It's the little things that count

Here’s something that is geek to the max: IBM has just announced a device that that it is so sensitive it can detect the presence of a single electron dancing about an atom. The most immediate application of biological significance is using it as a way to feel out (sort of like Braille) the three-dimensional shape of proteins; and proteins are the key components of cells that are always involved in biological mishaps like cancer.

The scientists are stoked.

It is largely proteins’ shapes that enable them to carry out the essential functions of the body, and researchers hope that knowing those shapes will help them devise drug therapies. Determining the shape is currently an indirect, arduous process: purifying the protein, assembling it into crystals and deducing the shape from the pattern of X-rays bounced off a crystal.

In the future, a scientist may be able to take a protein, insert it into a molecular magnetic resonance imaging, or M.R.I., machine and “simply take a three-dimensional image of a single molecule,” Dr. Rugar said, just as today’s medical M.R.I. machines provide clear pictures of flesh and blood for doctors to examine.

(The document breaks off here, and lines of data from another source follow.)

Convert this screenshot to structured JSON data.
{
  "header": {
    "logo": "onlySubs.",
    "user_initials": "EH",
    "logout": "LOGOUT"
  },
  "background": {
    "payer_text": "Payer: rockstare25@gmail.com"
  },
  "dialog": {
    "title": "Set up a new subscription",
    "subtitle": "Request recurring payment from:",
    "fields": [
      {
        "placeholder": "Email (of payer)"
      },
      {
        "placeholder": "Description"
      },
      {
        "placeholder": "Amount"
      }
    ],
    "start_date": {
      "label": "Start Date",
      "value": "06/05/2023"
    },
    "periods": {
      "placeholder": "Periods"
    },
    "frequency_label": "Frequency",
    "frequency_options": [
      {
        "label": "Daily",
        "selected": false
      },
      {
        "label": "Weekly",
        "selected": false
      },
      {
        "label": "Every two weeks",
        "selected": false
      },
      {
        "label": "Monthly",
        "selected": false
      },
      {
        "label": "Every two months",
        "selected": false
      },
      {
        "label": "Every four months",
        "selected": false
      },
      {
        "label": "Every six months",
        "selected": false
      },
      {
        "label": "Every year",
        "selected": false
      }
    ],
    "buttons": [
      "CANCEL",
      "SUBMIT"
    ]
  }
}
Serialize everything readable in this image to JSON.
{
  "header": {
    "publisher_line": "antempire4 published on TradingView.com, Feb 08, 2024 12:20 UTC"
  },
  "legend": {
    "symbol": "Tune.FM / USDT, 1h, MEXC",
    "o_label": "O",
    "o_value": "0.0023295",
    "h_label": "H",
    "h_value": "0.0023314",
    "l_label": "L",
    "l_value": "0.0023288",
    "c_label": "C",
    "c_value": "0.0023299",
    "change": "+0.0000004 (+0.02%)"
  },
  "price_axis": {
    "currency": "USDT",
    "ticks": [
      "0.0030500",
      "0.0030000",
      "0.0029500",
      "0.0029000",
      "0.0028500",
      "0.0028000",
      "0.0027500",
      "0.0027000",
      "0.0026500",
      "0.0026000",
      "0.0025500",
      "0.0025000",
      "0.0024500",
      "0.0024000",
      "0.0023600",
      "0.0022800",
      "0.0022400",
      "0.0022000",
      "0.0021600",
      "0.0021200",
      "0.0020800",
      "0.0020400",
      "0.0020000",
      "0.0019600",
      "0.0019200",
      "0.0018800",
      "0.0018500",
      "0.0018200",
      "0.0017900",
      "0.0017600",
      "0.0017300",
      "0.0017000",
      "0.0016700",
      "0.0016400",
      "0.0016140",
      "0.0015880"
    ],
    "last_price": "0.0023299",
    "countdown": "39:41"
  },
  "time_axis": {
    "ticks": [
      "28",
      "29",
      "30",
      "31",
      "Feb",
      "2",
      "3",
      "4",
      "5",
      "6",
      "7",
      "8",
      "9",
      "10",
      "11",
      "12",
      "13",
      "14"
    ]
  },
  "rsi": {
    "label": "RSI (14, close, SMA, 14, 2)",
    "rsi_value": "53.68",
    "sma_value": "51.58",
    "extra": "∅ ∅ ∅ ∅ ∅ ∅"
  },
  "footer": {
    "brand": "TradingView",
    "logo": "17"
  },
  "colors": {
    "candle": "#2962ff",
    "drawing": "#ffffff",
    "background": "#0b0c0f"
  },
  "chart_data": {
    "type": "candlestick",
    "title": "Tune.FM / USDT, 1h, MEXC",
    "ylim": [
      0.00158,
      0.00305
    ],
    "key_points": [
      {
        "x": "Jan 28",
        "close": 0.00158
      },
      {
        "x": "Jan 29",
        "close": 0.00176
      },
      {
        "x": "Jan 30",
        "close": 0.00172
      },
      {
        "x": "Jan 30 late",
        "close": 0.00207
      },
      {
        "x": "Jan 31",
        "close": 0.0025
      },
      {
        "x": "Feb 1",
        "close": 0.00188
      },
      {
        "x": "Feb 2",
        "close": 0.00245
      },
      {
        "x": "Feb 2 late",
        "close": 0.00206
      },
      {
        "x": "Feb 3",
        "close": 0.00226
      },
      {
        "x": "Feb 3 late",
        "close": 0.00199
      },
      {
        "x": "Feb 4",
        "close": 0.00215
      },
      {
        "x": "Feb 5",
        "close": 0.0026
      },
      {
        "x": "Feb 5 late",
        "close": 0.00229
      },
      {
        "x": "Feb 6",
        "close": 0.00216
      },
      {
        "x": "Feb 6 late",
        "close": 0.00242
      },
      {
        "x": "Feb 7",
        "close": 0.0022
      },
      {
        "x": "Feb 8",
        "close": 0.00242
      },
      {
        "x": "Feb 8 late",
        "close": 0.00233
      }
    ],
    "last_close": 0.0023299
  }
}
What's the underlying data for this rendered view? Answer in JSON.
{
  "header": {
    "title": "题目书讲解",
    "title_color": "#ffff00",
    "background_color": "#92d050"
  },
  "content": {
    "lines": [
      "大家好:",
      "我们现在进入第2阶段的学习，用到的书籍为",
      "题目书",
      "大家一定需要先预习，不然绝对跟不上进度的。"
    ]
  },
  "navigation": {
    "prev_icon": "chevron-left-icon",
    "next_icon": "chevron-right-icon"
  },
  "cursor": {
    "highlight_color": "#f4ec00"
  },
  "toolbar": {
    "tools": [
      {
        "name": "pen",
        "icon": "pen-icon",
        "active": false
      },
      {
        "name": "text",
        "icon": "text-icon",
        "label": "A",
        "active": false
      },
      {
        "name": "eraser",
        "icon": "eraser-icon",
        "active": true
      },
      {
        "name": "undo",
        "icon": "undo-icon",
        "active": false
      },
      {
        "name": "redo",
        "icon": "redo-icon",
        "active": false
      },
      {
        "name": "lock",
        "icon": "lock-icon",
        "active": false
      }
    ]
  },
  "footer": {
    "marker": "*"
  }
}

The images could also directly show how drug molecules interact with proteins, identify viruses or biological weapons and identify the locations of specific atoms in molecular-scale electronic devices. Current atomic-scale instruments like atomic force microscopes can only map the surface, not look at the three-dimensional structure of individual molecules.

Oh, by the way, the technique may also be useful in quantum computers.

For the man on the street all this is a big “So what?” Indeed, the practical application is years away. But the point I want to make is that these are the events—generally flying below the threshold of awareness—that propel scientific and technological progress that guarantee revolutionary economic and social changes down the road. This kind of precision in scientific measurement and manipulation of matter also foreshadows a much deeper understanding of our world at the molecular, atomic, and subatomic scales. It’s the kind of thing that will surely move from these exotic first devices to limited, costly-but-useful instruments and finally to everyday devices that change what we find in our world to deal with. So a couple of decades on, when we’re scratching our heads wondering “where did all this change come from?” we ought to look back at events like this one an say, “I’m not surprised.”